«The Noble Savages are fabric statues, which evoke a contrast between power and fragility, might and weakness.
These portraits reinterpret some of the characters from Los Caprichos (The Caprices), a series of 80 etchings by Francisco de Goya published in the 1790's. The scenes depicted by Goya's Los Caprichos blend fancy and folly with a darker side of humanity.
It is my intent to bring the historical work of Goya forward into contemporary culture, as his intelligent apprehensions of society are as valid today as they were two centuries ago».
«Themes of catastrophe were popular in the late 1700's and Goya, like Hogarth in Britain with his A Rake's Progress, chose to portray figures from the underbelly or margins of society. The engravings of both Hogarth and Goya depict desperate, destitute figures and drunkards, women are often represented with diabolical or perverted elements, either directly or in background figures.
Traditionally heroic busts are constructed of durable, valuable material such as bronze or marble.
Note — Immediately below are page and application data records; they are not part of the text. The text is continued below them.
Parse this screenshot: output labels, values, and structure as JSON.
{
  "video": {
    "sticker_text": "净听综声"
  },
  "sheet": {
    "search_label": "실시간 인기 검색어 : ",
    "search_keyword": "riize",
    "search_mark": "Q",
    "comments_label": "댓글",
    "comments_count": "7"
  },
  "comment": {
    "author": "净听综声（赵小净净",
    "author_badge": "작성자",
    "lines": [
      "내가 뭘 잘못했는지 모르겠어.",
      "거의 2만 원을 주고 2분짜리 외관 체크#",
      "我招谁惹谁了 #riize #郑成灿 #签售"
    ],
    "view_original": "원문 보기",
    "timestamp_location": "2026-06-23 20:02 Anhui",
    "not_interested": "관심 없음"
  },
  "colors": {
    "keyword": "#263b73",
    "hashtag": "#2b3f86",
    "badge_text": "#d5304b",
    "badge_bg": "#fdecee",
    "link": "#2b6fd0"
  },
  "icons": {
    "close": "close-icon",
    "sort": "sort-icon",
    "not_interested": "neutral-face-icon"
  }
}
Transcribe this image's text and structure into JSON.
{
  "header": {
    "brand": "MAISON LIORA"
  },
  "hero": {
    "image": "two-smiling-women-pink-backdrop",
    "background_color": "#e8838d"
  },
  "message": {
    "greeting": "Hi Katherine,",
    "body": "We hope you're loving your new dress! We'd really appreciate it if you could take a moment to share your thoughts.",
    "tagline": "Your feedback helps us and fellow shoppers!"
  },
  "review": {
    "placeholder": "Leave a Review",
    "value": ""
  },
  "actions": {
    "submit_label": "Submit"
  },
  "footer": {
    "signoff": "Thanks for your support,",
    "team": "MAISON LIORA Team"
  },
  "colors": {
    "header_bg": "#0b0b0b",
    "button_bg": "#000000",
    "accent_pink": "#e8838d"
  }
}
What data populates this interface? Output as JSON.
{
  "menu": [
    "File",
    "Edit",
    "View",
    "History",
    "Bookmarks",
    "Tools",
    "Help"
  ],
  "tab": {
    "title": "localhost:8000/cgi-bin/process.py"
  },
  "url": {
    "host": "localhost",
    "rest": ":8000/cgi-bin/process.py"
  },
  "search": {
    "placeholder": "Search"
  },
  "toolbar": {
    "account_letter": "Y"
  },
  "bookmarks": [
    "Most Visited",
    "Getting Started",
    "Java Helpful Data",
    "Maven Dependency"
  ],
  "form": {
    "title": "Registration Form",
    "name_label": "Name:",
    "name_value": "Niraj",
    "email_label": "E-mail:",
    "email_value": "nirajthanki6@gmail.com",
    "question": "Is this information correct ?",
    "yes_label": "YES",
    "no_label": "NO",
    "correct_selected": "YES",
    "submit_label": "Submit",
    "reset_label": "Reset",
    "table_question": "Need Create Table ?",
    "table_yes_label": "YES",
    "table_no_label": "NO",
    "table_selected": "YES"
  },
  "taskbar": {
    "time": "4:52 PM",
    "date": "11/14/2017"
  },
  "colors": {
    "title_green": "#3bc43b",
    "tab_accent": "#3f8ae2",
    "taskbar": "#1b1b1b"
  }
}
The neoclassical convention of sculpting busts paired with such materials attribute an image of power to the historic figure, who should be remembered for acts of courage, intelligence or social position. However the busts I made are made of a simple and humble material - the hemp fabric which I used was hand-woven one hundred years ago by women from the Canavese region as part of their dowry - to emphasise the human vulnerability that is so much part of a position of power.
The choice of fabric for the busts is also based on the fact that we use textiles to cover and often mask our vices, our weaknesses and our very humanity, by having them tangled up and appearing "normal" within our social conventions.
The busts are therefore not a realistic representation of the human figure with all its powerful and refined features, but - as was already outlined by Goya in his suggestion of deformity - underline what is exaggerated, animalistic and crude.
Also in today's world, people who are put on a pedestal, who exert their power over other human beings and every day publicly put on their appropriate attire, are like all of us made of fragile tissue and exposed to the temptations and the degenerating toughness of the events that occur around us. They are slaves of their own positions. Like Dionysus and Apollo or Wilde's Dorian Gray, these characters consume and deform their soul everyday, by continuing to show off an image of youthful agility and virtue. We are haunted by the uncertainty of doing the right thing as the glittering material world swings around us. Like the fantastical characters depicted by Goya, we are part of a world of monsters that reason has dreamed up and act in it in all our fragility».
Marguerite Kahrl (Chiaverano, July 2005)